What this task involves → Each entry has to be printed again exactly.

===== Provided records =====

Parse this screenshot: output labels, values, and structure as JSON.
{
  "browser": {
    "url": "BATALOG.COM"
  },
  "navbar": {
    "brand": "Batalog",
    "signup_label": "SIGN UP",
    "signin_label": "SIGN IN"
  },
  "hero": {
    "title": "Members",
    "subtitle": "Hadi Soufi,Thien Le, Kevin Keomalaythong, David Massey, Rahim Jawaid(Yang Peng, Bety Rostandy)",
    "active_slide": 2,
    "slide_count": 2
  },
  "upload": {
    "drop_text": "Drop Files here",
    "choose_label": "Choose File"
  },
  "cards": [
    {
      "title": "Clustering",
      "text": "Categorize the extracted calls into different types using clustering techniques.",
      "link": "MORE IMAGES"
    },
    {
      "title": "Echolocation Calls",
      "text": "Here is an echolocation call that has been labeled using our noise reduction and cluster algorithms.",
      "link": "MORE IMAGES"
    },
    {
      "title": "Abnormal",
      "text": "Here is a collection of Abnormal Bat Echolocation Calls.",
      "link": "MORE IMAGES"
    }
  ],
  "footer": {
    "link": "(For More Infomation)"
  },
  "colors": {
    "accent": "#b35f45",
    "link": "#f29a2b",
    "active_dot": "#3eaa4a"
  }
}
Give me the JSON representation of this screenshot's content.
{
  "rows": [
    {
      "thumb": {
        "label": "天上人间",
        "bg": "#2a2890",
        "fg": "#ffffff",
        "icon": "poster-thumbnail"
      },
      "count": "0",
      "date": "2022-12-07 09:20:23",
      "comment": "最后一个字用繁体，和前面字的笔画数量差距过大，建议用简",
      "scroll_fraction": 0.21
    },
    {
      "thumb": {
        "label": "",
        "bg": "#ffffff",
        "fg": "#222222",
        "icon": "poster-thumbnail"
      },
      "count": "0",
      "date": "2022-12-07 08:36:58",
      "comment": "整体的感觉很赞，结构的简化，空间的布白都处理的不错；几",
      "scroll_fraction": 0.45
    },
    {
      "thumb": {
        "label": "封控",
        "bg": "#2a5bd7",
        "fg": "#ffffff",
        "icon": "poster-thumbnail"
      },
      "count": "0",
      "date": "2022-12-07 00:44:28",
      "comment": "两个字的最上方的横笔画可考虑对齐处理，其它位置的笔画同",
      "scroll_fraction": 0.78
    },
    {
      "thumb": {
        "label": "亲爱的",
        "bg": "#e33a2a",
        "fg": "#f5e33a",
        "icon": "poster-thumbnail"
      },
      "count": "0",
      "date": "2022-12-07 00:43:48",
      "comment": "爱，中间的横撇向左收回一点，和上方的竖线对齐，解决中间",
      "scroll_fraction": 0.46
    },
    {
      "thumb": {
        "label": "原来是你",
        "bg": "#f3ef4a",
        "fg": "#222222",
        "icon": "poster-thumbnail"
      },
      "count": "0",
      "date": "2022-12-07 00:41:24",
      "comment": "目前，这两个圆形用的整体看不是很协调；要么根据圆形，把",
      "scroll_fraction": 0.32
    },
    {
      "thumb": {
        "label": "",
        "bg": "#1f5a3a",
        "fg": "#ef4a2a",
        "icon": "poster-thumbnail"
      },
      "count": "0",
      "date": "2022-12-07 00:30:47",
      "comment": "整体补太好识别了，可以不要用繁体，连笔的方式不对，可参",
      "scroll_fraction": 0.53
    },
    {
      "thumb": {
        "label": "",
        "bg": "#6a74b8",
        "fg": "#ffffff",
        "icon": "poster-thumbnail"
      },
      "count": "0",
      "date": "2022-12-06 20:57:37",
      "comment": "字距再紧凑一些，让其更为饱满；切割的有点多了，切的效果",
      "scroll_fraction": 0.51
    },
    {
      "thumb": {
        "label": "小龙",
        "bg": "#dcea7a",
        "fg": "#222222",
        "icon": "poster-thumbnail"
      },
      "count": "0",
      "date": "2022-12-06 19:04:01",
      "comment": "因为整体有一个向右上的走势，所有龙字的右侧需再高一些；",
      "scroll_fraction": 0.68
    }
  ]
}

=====

Finished task →
Parse this screenshot: output labels, values, and structure as JSON.
{
  "browser": {
    "url": "BATALOG.COM"
  },
  "navbar": {
    "brand": "Batalog",
    "signup_label": "SIGN UP",
    "signin_label": "SIGN IN"
  },
  "hero": {
    "title": "Members",
    "subtitle": "Hadi Soufi,Thien Le, Kevin Keomalaythong, David Massey, Rahim Jawaid(Yang Peng, Bety Rostandy)",
    "active_slide": 2,
    "slide_count": 2
  },
  "upload": {
    "drop_text": "Drop Files here",
    "choose_label": "Choose File"
  },
  "cards": [
    {
      "title": "Clustering",
      "text": "Categorize the extracted calls into different types using clustering techniques.",
      "link": "MORE IMAGES"
    },
    {
      "title": "Echolocation Calls",
      "text": "Here is an echolocation call that has been labeled using our noise reduction and cluster algorithms.",
      "link": "MORE IMAGES"
    },
    {
      "title": "Abnormal",
      "text": "Here is a collection of Abnormal Bat Echolocation Calls.",
      "link": "MORE IMAGES"
    }
  ],
  "footer": {
    "link": "(For More Infomation)"
  },
  "colors": {
    "accent": "#b35f45",
    "link": "#f29a2b",
    "active_dot": "#3eaa4a"
  }
}
Give me the JSON representation of this screenshot's content.
{
  "rows": [
    {
      "thumb": {
        "label": "天上人间",
        "bg": "#2a2890",
        "fg": "#ffffff",
        "icon": "poster-thumbnail"
      },
      "count": "0",
      "date": "2022-12-07 09:20:23",
      "comment": "最后一个字用繁体，和前面字的笔画数量差距过大，建议用简",
      "scroll_fraction": 0.21
    },
    {
      "thumb": {
        "label": "",
        "bg": "#ffffff",
        "fg": "#222222",
        "icon": "poster-thumbnail"
      },
      "count": "0",
      "date": "2022-12-07 08:36:58",
      "comment": "整体的感觉很赞，结构的简化，空间的布白都处理的不错；几",
      "scroll_fraction": 0.45
    },
    {
      "thumb": {
        "label": "封控",
        "bg": "#2a5bd7",
        "fg": "#ffffff",
        "icon": "poster-thumbnail"
      },
      "count": "0",
      "date": "2022-12-07 00:44:28",
      "comment": "两个字的最上方的横笔画可考虑对齐处理，其它位置的笔画同",
      "scroll_fraction": 0.78
    },
    {
      "thumb": {
        "label": "亲爱的",
        "bg": "#e33a2a",
        "fg": "#f5e33a",
        "icon": "poster-thumbnail"
      },
      "count": "0",
      "date": "2022-12-07 00:43:48",
      "comment": "爱，中间的横撇向左收回一点，和上方的竖线对齐，解决中间",
      "scroll_fraction": 0.46
    },
    {
      "thumb": {
        "label": "原来是你",
        "bg": "#f3ef4a",
        "fg": "#222222",
        "icon": "poster-thumbnail"
      },
      "count": "0",
      "date": "2022-12-07 00:41:24",
      "comment": "目前，这两个圆形用的整体看不是很协调；要么根据圆形，把",
      "scroll_fraction": 0.32
    },
    {
      "thumb": {
        "label": "",
        "bg": "#1f5a3a",
        "fg": "#ef4a2a",
        "icon": "poster-thumbnail"
      },
      "count": "0",
      "date": "2022-12-07 00:30:47",
      "comment": "整体补太好识别了，可以不要用繁体，连笔的方式不对，可参",
      "scroll_fraction": 0.53
    },
    {
      "thumb": {
        "label": "",
        "bg": "#6a74b8",
        "fg": "#ffffff",
        "icon": "poster-thumbnail"
      },
      "count": "0",
      "date": "2022-12-06 20:57:37",
      "comment": "字距再紧凑一些，让其更为饱满；切割的有点多了，切的效果",
      "scroll_fraction": 0.51
    },
    {
      "thumb": {
        "label": "小龙",
        "bg": "#dcea7a",
        "fg": "#222222",
        "icon": "poster-thumbnail"
      },
      "count": "0",
      "date": "2022-12-06 19:04:01",
      "comment": "因为整体有一个向右上的走势，所有龙字的右侧需再高一些；",
      "scroll_fraction": 0.68
    }
  ]
}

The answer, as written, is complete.